Okay, Got it.

Be Safe Online

If, at any time, you feel you need to leave this website quickly, click the "escape site" button. You'll be immediately sent to an urelated website (Yahoo.com).

Your Internet, online, and email activities can be easily traced. If you are in danger or feel that reading this website might be dangerous for you, click here to learn how to protect yourself while online.

Get Higher

Picture Anna. She’s smart, talented, thoughtful, and considerate. She would even be described as beautiful, if we weren’t trying so hard to avoid focusing on her physical traits. We need her to know how smart she is. She is destined to be more than just another pretty face.

But as the day comes to an end, her final thought before sleep is, “I just can’t get anything right.”

KidsHealth.org takes on the tough topic of children’s self-esteem.
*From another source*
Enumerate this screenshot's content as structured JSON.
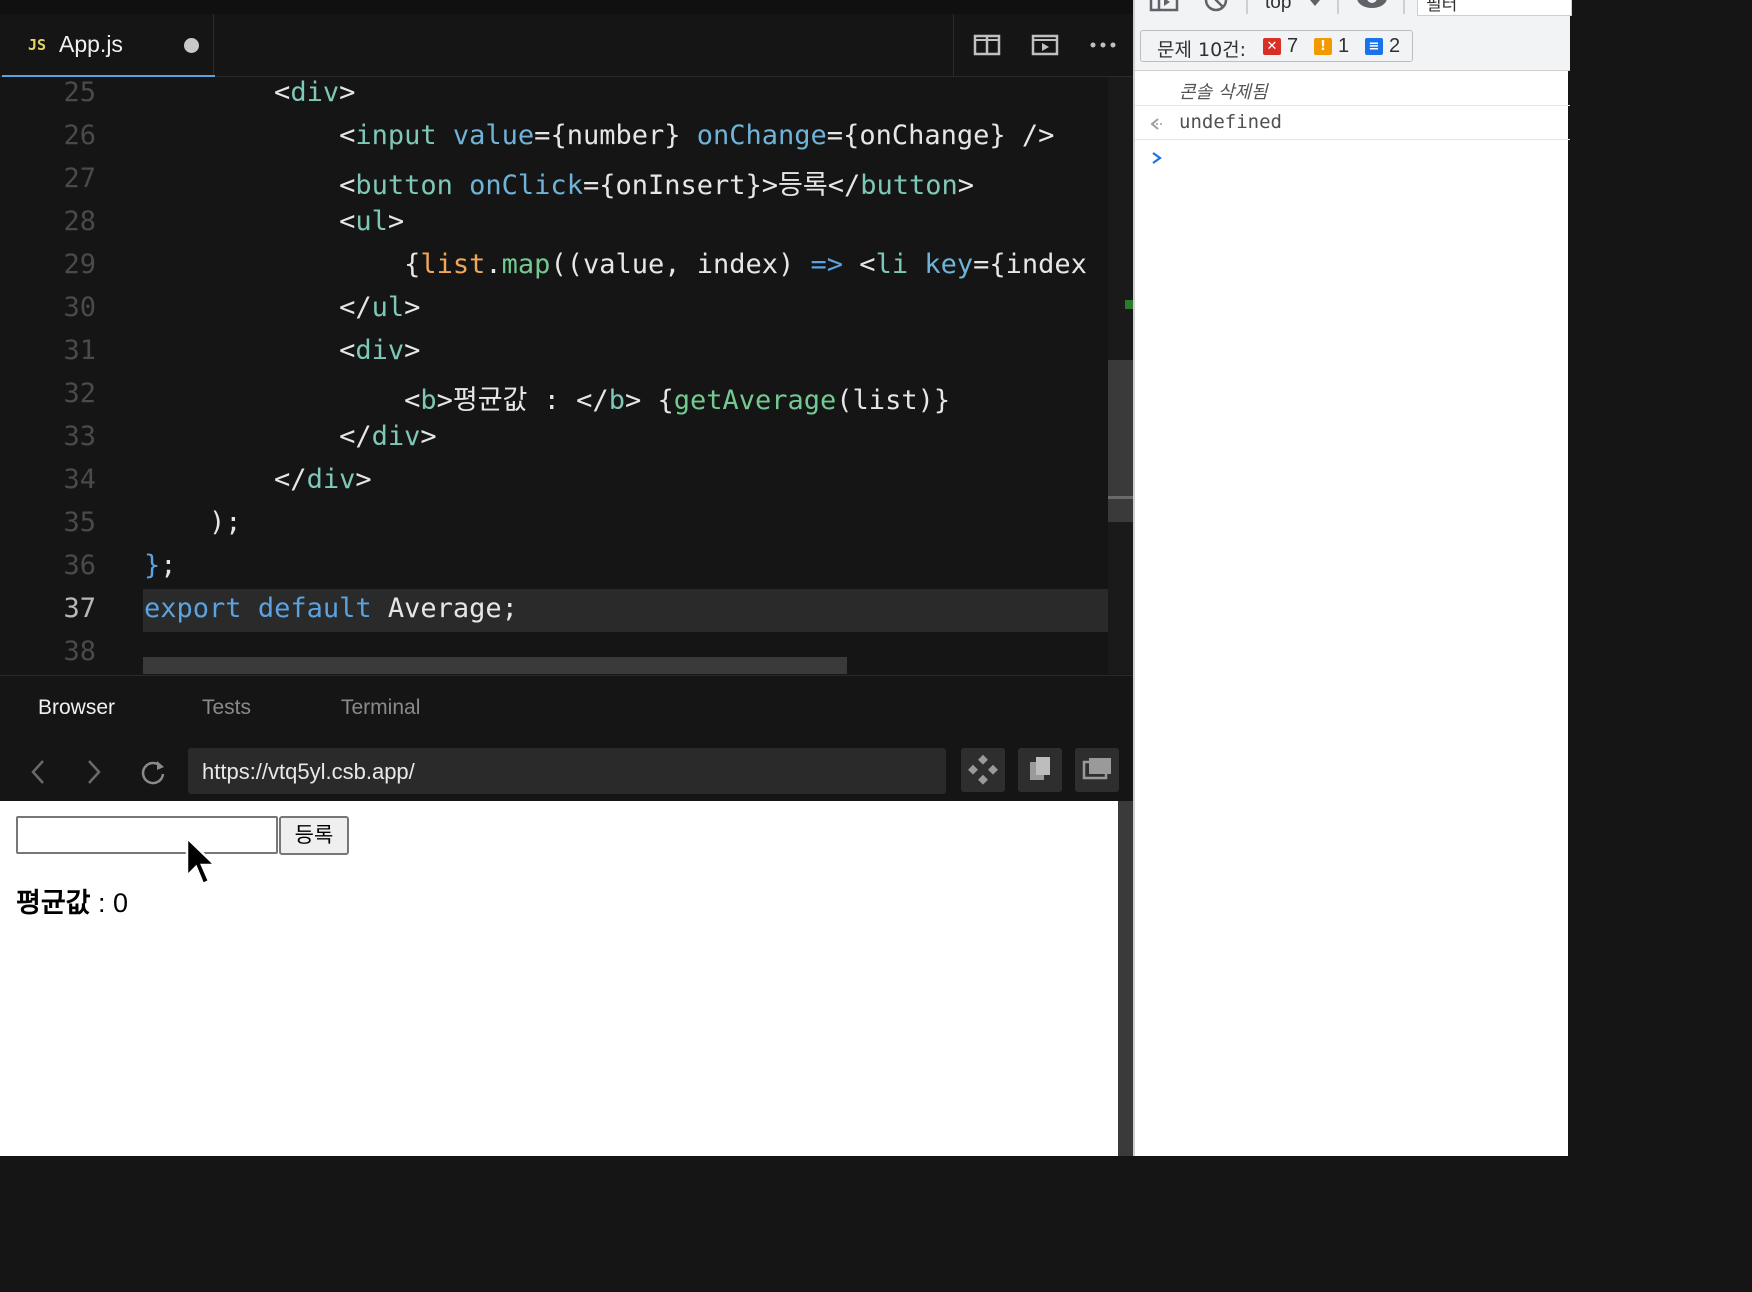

As patterns of self-esteem start early in our lives, it is vital that those around us keep an eye to those patterns. Changing patterns because increasingly difficult as we get older. Promoting healthy self-esteem with children and youth prepares them to face the challenges of the world instead of crumbling with anxiety and frustration when those challenges inevitably arise.

Anna’s nightly mantra of self-doubt may result in her speaking negatively about herself. She may flee the opportunity to try new things or give up easily. Those of us surrounding Anna or any other child or youth can give the gift of lifting that individual up. We have the opportunity to foster healthy self-esteem and a sense of optimism that may carry Anna confidently into a bright and promising future. Consider these steps:

  • Be careful what you say – offer truthful praise for a both a job well done and for the effort made.
  • Be a positive role model – nurture your own healthy self-esteem.
  • Identify and redirect inaccurate beliefs – champion setting accurate, realistic, and objective standards.
  • Be spontaneous and affectionate – praise often and honestly and with love without overdoing it.
  • Create a safe and loving environment – feeling safe rather than helpless or without control is healthy.

May is National Teen Self-Esteem Month. Let’s recognize it by each taking the time to surround ourselves with only people who are going to lift us higher. And as we travel through our worlds, crossing paths with the “Annas” who are decidedly less sure of their worth and value, let’s lift others higher. Then when we picture Anna, we can picture a world with a bright and healthy future.

Ifeoma Aduba, AWP Associate Director

Leave a Reply

Your email address will not be published.